One of the best and most popular strategies is remodeling. Owners who remodel often know about high-value areas such as the kitchen and bathroom. But too many forget another value-added secret: high-quality materials.
"Homeowners might initially save money with cheaper materials," says Richard White, an architect who specializes in custom homes. "But in the long run, they are holding down the potential value of their home."
The difference can be significant, according to a study by Harvard University's Joint Center for Housing Studies. In houses that increased in value by at least 100 percent, the study found, owners spent 2.5 times more in improvements than in houses where the value increased by less than 50 percent.

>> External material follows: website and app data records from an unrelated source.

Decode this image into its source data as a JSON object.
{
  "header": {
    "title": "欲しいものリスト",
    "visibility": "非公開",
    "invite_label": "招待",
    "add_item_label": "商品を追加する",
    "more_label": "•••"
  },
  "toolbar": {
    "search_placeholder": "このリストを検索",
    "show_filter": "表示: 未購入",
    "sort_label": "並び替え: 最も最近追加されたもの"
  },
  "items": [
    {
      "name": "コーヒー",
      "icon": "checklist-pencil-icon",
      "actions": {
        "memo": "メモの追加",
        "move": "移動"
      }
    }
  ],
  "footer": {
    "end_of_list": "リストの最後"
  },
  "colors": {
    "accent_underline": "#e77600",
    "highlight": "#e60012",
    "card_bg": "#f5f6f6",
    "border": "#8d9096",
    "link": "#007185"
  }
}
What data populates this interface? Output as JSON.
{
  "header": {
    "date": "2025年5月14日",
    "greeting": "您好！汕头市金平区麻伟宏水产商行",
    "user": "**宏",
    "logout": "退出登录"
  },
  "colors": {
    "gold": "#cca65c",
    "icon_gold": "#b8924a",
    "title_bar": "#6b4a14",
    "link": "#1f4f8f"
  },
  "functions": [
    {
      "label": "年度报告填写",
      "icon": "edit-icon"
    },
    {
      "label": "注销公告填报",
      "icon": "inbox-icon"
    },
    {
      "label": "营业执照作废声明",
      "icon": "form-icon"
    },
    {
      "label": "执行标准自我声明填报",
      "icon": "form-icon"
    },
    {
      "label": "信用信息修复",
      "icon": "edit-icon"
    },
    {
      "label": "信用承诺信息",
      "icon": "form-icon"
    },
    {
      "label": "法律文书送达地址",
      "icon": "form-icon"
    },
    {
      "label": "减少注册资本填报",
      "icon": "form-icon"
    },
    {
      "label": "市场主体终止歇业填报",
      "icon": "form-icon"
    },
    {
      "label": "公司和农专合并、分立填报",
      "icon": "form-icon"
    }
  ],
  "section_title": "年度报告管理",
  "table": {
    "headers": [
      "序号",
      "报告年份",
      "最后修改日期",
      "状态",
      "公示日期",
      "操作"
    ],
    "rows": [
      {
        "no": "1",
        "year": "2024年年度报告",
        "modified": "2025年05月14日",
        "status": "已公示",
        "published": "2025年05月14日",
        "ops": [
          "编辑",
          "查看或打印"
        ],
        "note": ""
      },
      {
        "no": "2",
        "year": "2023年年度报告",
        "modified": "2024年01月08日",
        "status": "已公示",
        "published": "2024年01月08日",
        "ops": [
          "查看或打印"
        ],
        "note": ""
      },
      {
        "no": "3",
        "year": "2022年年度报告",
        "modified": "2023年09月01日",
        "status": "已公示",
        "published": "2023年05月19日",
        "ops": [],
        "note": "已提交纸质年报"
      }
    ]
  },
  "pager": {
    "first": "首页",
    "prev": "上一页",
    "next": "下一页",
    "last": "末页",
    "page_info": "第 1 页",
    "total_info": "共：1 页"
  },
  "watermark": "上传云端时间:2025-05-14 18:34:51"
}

Choose Traditionally Popular Materials
White recommends that homeowners choose traditionally popular materials to maintain a home's appeal to a wide range of buyers. "People trust building materials they know," he says. "If I grew up in a house with Western red cedar siding, I know the qualities of the wood and what it will do for my home."
Long a traditional favorite, Western red cedar has a number of qualities that make it a preferred material for decking, siding and the increasingly popular outdoor living spaces that can enhance a home's value, White says. Natural preservatives in the wood make it very durable for outdoor uses, even in severe climates, according to www.realcedar.org. Its texture and coloration give it a rich, natural beauty that also enhances interior paneling, vaulted ceilings, trim and boxed-in beams.
Improvements Counter Downturn
Such improvements are just one example of ways homeowners can counter the prolonged housing slump. Sales of previously owned homes fell to a five-year low by the end of the summer, according to the National Association of Realtors. Home prices dropped 3.9 percent over the past year, according to the S&P/Case-Shiller home-price index measuring 20 U.S. cities. The two surveys were released in late September.
That means there are more homes for sale, and they're staying on the market longer.
Fueling the situation, prospective buyers face higher costs and stiffer requirements to obtain loans. The trend is projected to last into 2008 and possibly 2009, according to both the Realtors and Moody's Investment Service.
Environmentally Friendly and Other Tips
Here are some additional tips for remodelers to counter the downturn, maximize their home values, and attract buyers:
-Use materials that reduce the impact on the environment. Consider all the steps a product took to reach you. Synthetic materials such as vinyl and plastic are manufactured with non-renewable materials. Minerals comprising cement, stucco and metal are mined from the earth and not replaced.
Woods such as pine, fir, and Western red cedar are a renewable resource, grown and harvested sustainably. The environmental cost of production is also much less in wood products than mineral or synthetic materials. Production of concrete requires 70 percent more energy than wood building products and releases 67 percent more pollution into the air. "That lifecycle is much less damaging to the environment," says Paul Mackie of the Western Red Cedar Lumber Association.
-Additions must fit your house to increase value. Avoid any addition that would create a sharp contrast to your home's design.
-Learn about different building styles, says Eric Schnell, design director at the architecture firm Alan Mascord Design Associates. Search online listings of homes for sale, visit real-estate agents' open houses, and study your neighbors' homes more carefully as you walk the dog. Whatever you do should be compatible with not only your house but also your neighborhood.
-Be skeptical of the ultra-popular design fads on the cover of home magazines. Today's hottest designs and materials won't necessarily be so hot tomorrow. That's why traditionally popular materials are the best choices for whatever project you choose.